One of the most serious claims about acesulfame potassium is that it could increase the risk of cancer.

In 1996, the Center for Science in the Public Interest (CSPI) openly queried the quality of the science used to approve this sweetener for widespread use (15).

However, the FDA and the NCI say that acesulfame potassium is safe and that there is enough evidence to say that it does not cause cancer (2, 4).

Scientists have tested whether acesulfame potassium could cause cancer using both test tubes and animals.

In test tubes, they look for signs that a substance could be “genotoxic,” which means that it could damage DNA and cause mutations that may lead to cancer. Many studies have failed to detect any signs of genotoxicity.

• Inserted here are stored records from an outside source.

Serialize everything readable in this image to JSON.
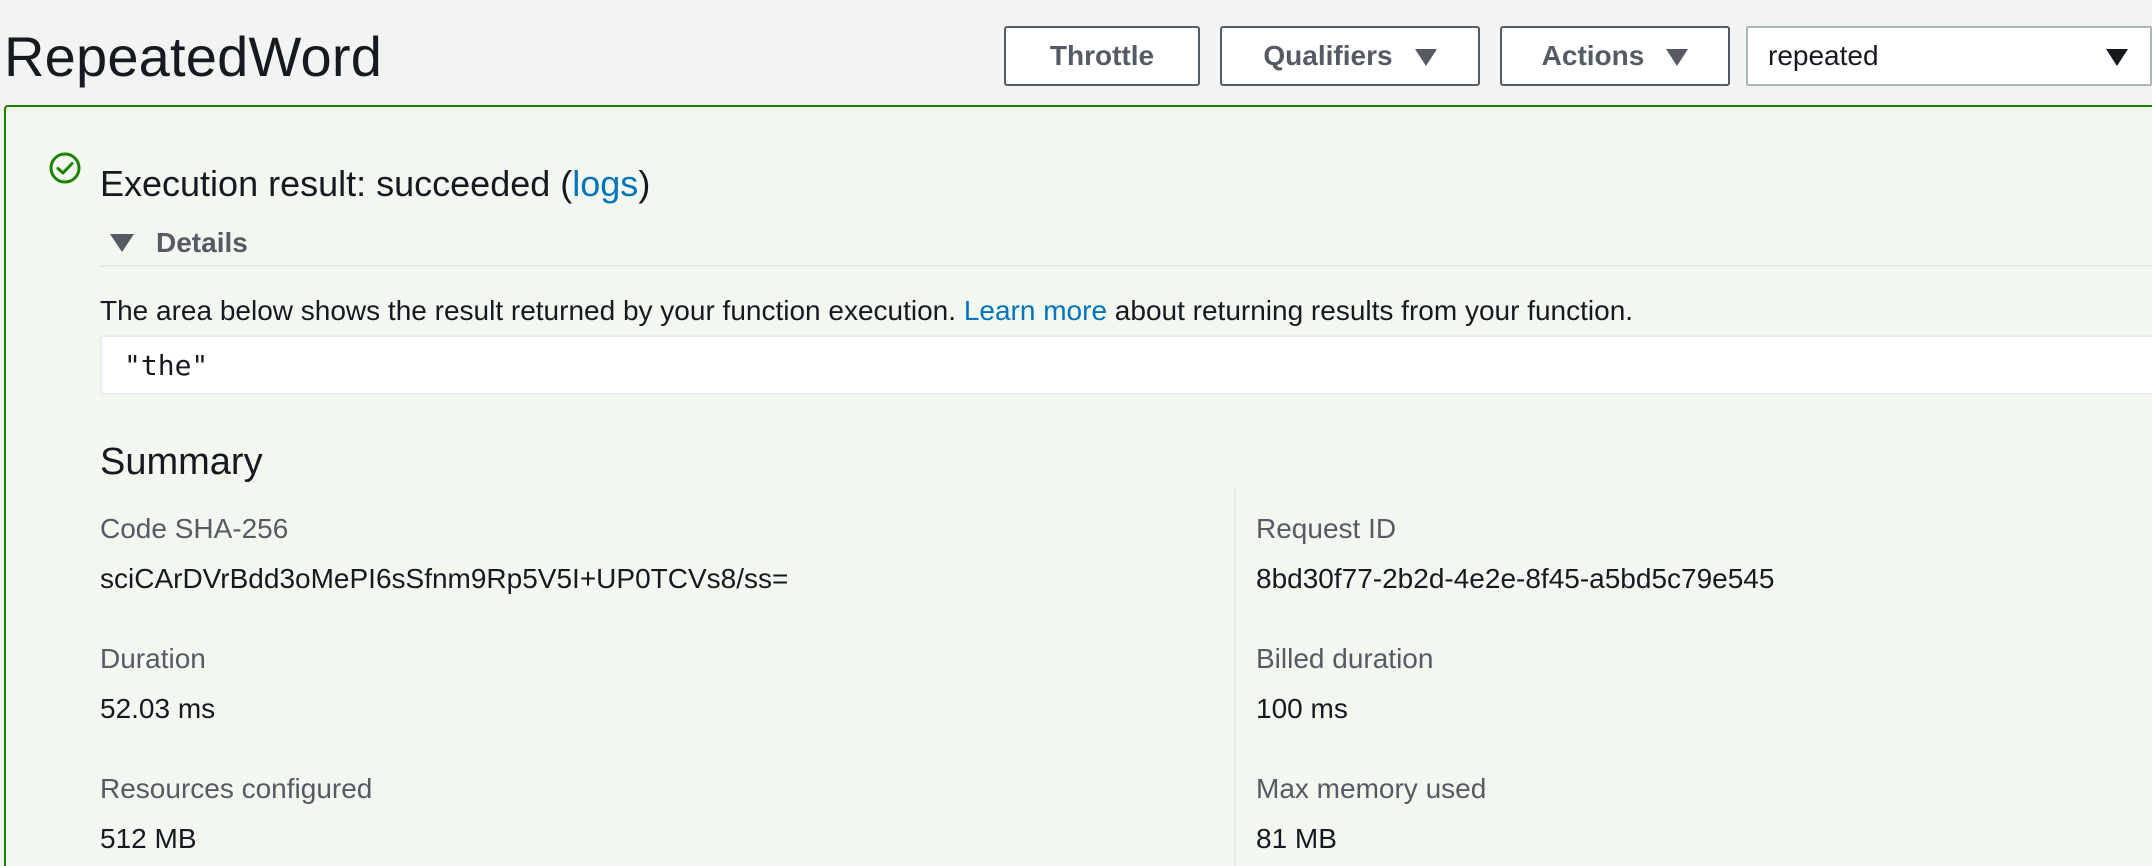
{
  "header": {
    "function_name": "RepeatedWord",
    "throttle_label": "Throttle",
    "qualifiers_label": "Qualifiers",
    "actions_label": "Actions",
    "alias_selected": "repeated"
  },
  "execution": {
    "heading_prefix": "Execution result: succeeded (",
    "logs_link": "logs",
    "heading_suffix": ")",
    "details_label": "Details",
    "desc_prefix": "The area below shows the result returned by your function execution. ",
    "learn_more_link": "Learn more",
    "desc_suffix": " about returning results from your function.",
    "result_value": "\"the\"",
    "status_color": "#1d8102"
  },
  "summary": {
    "title": "Summary",
    "code_sha_label": "Code SHA-256",
    "code_sha_value": "sciCArDVrBdd3oMePI6sSfnm9Rp5V5I+UP0TCVs8/ss=",
    "request_id_label": "Request ID",
    "request_id_value": "8bd30f77-2b2d-4e2e-8f45-a5bd5c79e545",
    "duration_label": "Duration",
    "duration_value": "52.03 ms",
    "billed_label": "Billed duration",
    "billed_value": "100 ms",
    "resources_label": "Resources configured",
    "resources_value": "512 MB",
    "max_memory_label": "Max memory used",
    "max_memory_value": "81 MB"
  },
  "icons": {
    "status": "check-circle-icon",
    "dropdown": "caret-down-icon"
  }
}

In 2005, the National Toxicology Program conducted one of the largest animal studies.

They gave mice up to 3% of their total diet as acesulfame potassium for over 40 weeks — the equivalent to a person drinking more than 1,000 cans of soft drinks each day. They found no evidence of an increased risk of cancer in the mice (16).

In summary, studies in test tubes and lab animals suggest that acesulfame potassium does not cause cancer. Although some disagree, major regulatory authorities have reached the same conclusion.

Critics have raised several other health concerns around artificial sweeteners, including acesulfame potassium.

For example, some think that a high daily intake of artificially sweetened drinks could cause premature delivery (17).

Animal studies suggest that consuming this sweetener during pregnancy could influence the offspring’s preference for sweet foods (5).

One long-term study in mice showed that acesulfame potassium has links to neurological disruptions and a decline in brain function (18).

However, researchers need to do more studies in humans before they can confirm whether it will affect people in the same way.

Some people may find it useful to include sweeteners in the diet, especially if they have a sweet tooth and already consume high amounts of sugar.

However, even though they may appear safe, scientists do not know the consequences of consuming them regularly for prolonged periods.

In summary, there doesn’t seem to be any compelling reason to avoid acesulfame potassium or any other artificial sweetener.

Some critics still maintain that the studies on acesulfame potassium are not good enough, and scientists cannot be confident that it will not cause harm in the long term.

At the same time, long-term animal studies have shown that they can tolerate very high doses and the FDA state that it is safe to consume acesulfame potassium.

When deciding whether to include a new food in your diet, including sweeteners, talking to a healthcare professional or a nutritionist can help.